And when it does come in handy, write a note in your log to thank me!

Ever have a similar situation where you wish you had kept a log? Or a situation in which you did?! Let us know.

*keep in mind that a log is a written journal of events and that while email can act as a log of sorts it is far better to keep a log and point to emails to back the log up.

5 Keys to Achieving Workplace Immortality – The Binder (4 of 5)

5 Tenets for doing Business Better

4 of 5

At a previous job that I held a few years back I made an odd observation. I found myself returning time and again to a specific colleague’s desk whenever I came across a roadblock in my own work. What was it about their desk that made my return so necessary? It was her red three-ring binder. Her red binder was full of everything that related to her job. It included ‘the who’ for every situation, ‘the what’ for every location, and ‘the how’ for every procedure. She was great and had plenty of other qualities that I needed from time to time. But that binder saved me from wasting several hours of referencing online How-to and Procedural manuals that were likely out of date, pestering other co-workers that might look down on me, and keeping me from looking like I did not know what I was doing. I would often just saunter up to her desk and mention the need to look at her binder and that was all it took.

red binder
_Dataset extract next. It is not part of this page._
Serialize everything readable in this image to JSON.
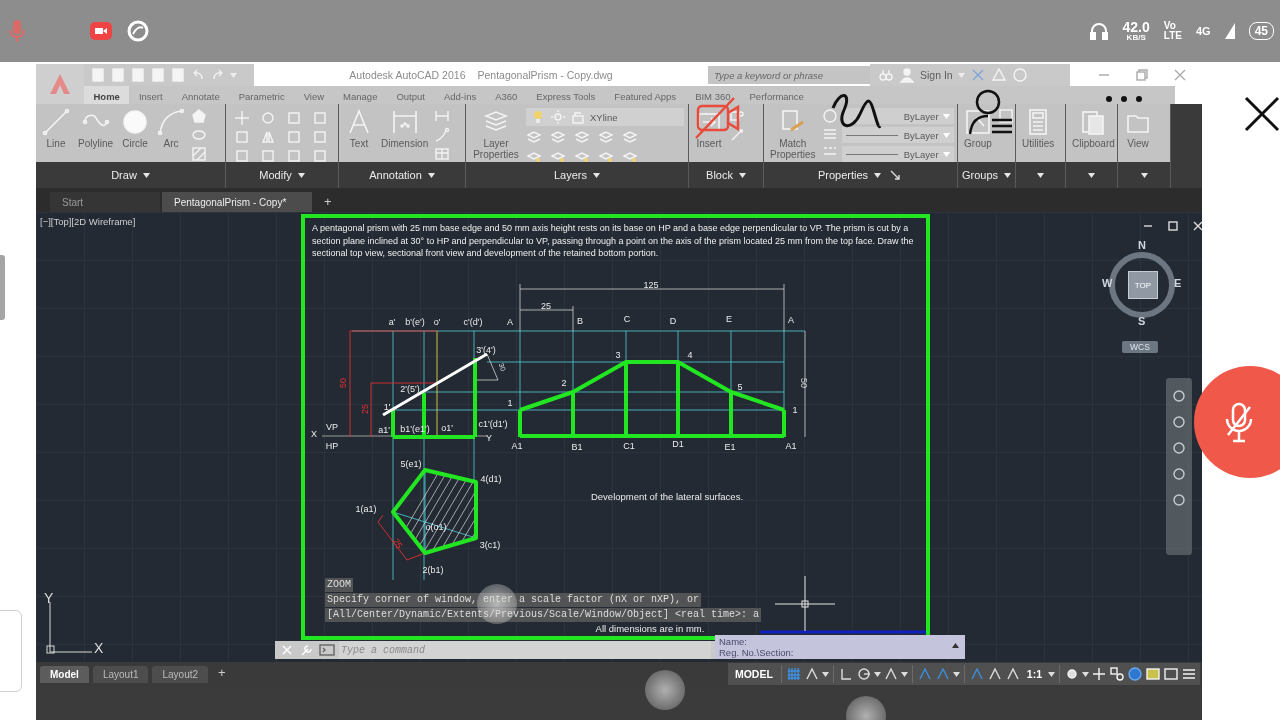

The strange thing is, I was not the only one and no one realized what was happening until I brought it up at lunch one day.

“The ‘Red Binder’ saved me two hours today!”

“We need to make a copy of that thing for each of us!”

It was only at that point that I realized how important it is for each employee to try and catch our own version of institutional memory. You do not go to class and listen to a lecture and NOT TAKE NOTES! Why is the workplace any different? While in school, I knew that if I took notes I would do better. Few realize that if you re-write your notes you will do EVEN BETTER! This applies to the workplace just as well.

The next time you learn how to do something, where something is, who is the contact for what, or anything else that you find yourself filing away in your mind….take the time to include it in your own Binder. You will find yourself (and many others!) referring to it time and again. You will find yourself among the workplace heroes.

How well do you think this idea would fit in at your workplace? How many already do this? Let me know your thoughts.